*Required work*: Search the entries for the word "What" and report each line that has it.

*The input*:

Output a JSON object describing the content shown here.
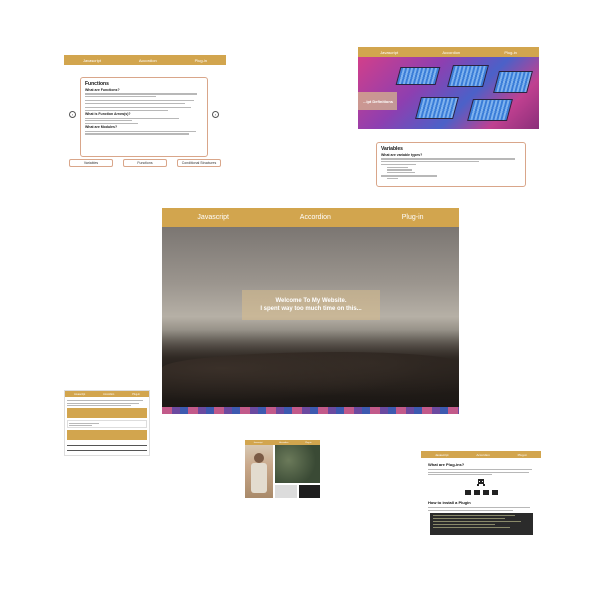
{
  "nav": {
    "items": [
      "Javascript",
      "Accordion",
      "Plug-in"
    ]
  },
  "hero": {
    "line1": "Welcome To My Website.",
    "line2": "I spent way too much time on this..."
  },
  "functions_page": {
    "title": "Functions",
    "subtitle": "What are Functions?",
    "subtitle2": "What is Function Arrow(s)?",
    "subtitle3": "What are Modules?",
    "prev_icon": "chevron-left",
    "next_icon": "chevron-right",
    "buttons": [
      "Variables",
      "Functions",
      "Conditional Structures"
    ]
  },
  "variables_page": {
    "banner": "...ipt Definitions",
    "title": "Variables",
    "subtitle": "What are variable types?"
  },
  "plugins_page": {
    "title": "What are Plug-ins?",
    "subtitle": "How to install a Plugin"
  },
  "colors": {
    "accent": "#d2a54e",
    "card_border": "#d9a68a"
  }
}
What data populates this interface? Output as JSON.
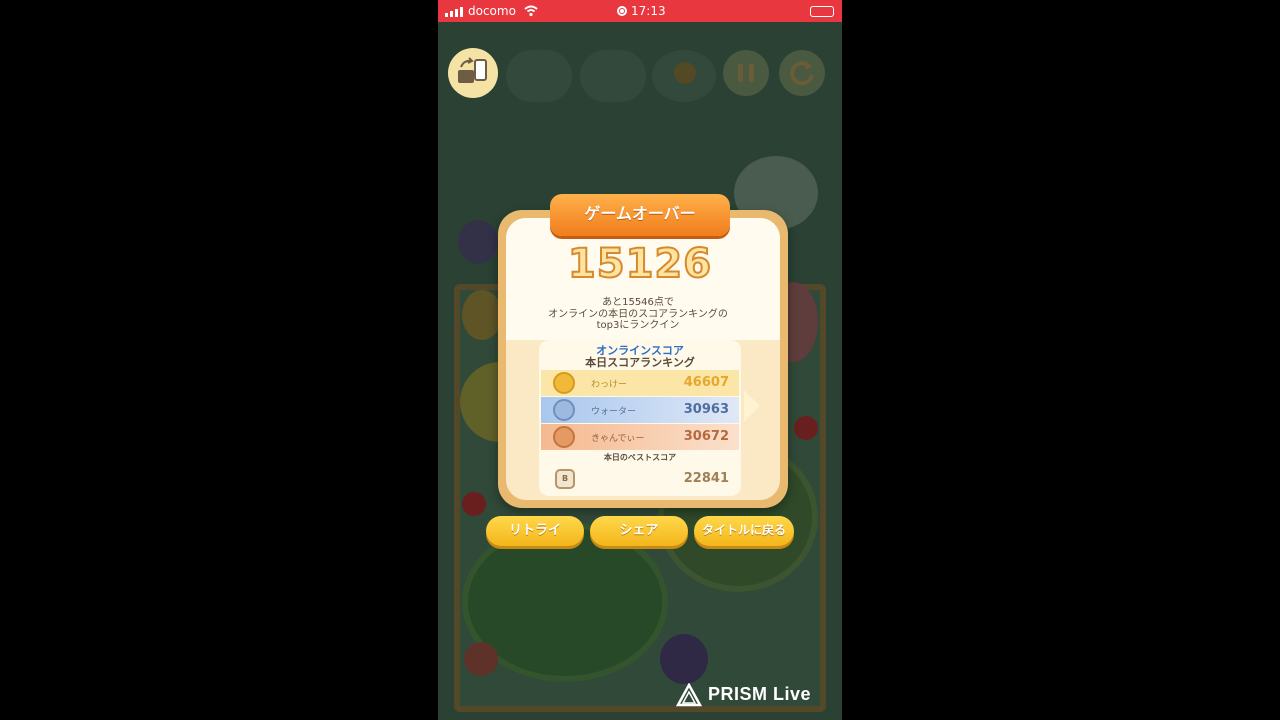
{
  "status_bar": {
    "carrier": "docomo",
    "time": "17:13"
  },
  "dialog": {
    "title": "ゲームオーバー",
    "score": "15126",
    "message_line1": "あと15546点で",
    "message_line2": "オンラインの本日のスコアランキングの",
    "message_line3": "top3にランクイン",
    "ranking": {
      "heading1": "オンラインスコア",
      "heading2": "本日スコアランキング",
      "rows": [
        {
          "rank": "1",
          "name": "わっけー",
          "score": "46607"
        },
        {
          "rank": "2",
          "name": "ウォーター",
          "score": "30963"
        },
        {
          "rank": "3",
          "name": "きゃんでぃー",
          "score": "30672"
        }
      ],
      "best_label": "本日のベストスコア",
      "best_rank_badge": "B",
      "best_score": "22841"
    }
  },
  "buttons": {
    "retry": "リトライ",
    "share": "シェア",
    "back_to_title": "タイトルに戻る"
  },
  "watermark": "PRISM Live",
  "colors": {
    "status_bar": "#e8373f",
    "banner": "#f07d1c",
    "button": "#f4b61c",
    "ranking_heading": "#2d6fc4"
  }
}
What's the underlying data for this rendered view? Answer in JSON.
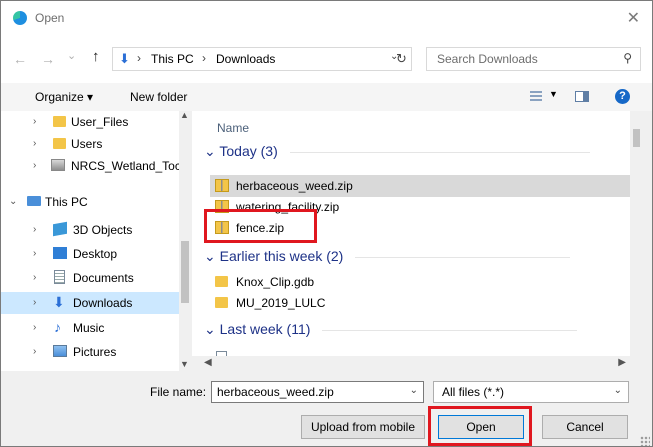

*Reply to the task*:
    "subtitle": "What are Functions?",
    "subtitle2": "What is Function Arrow(s)?",
    "subtitle3": "What are Modules?",
    "subtitle": "What are variable types?"
    "title": "What are Plug-ins?",
What data populates this interface? Output as JSON.
What's the underlying data for this rendered view? Answer in JSON.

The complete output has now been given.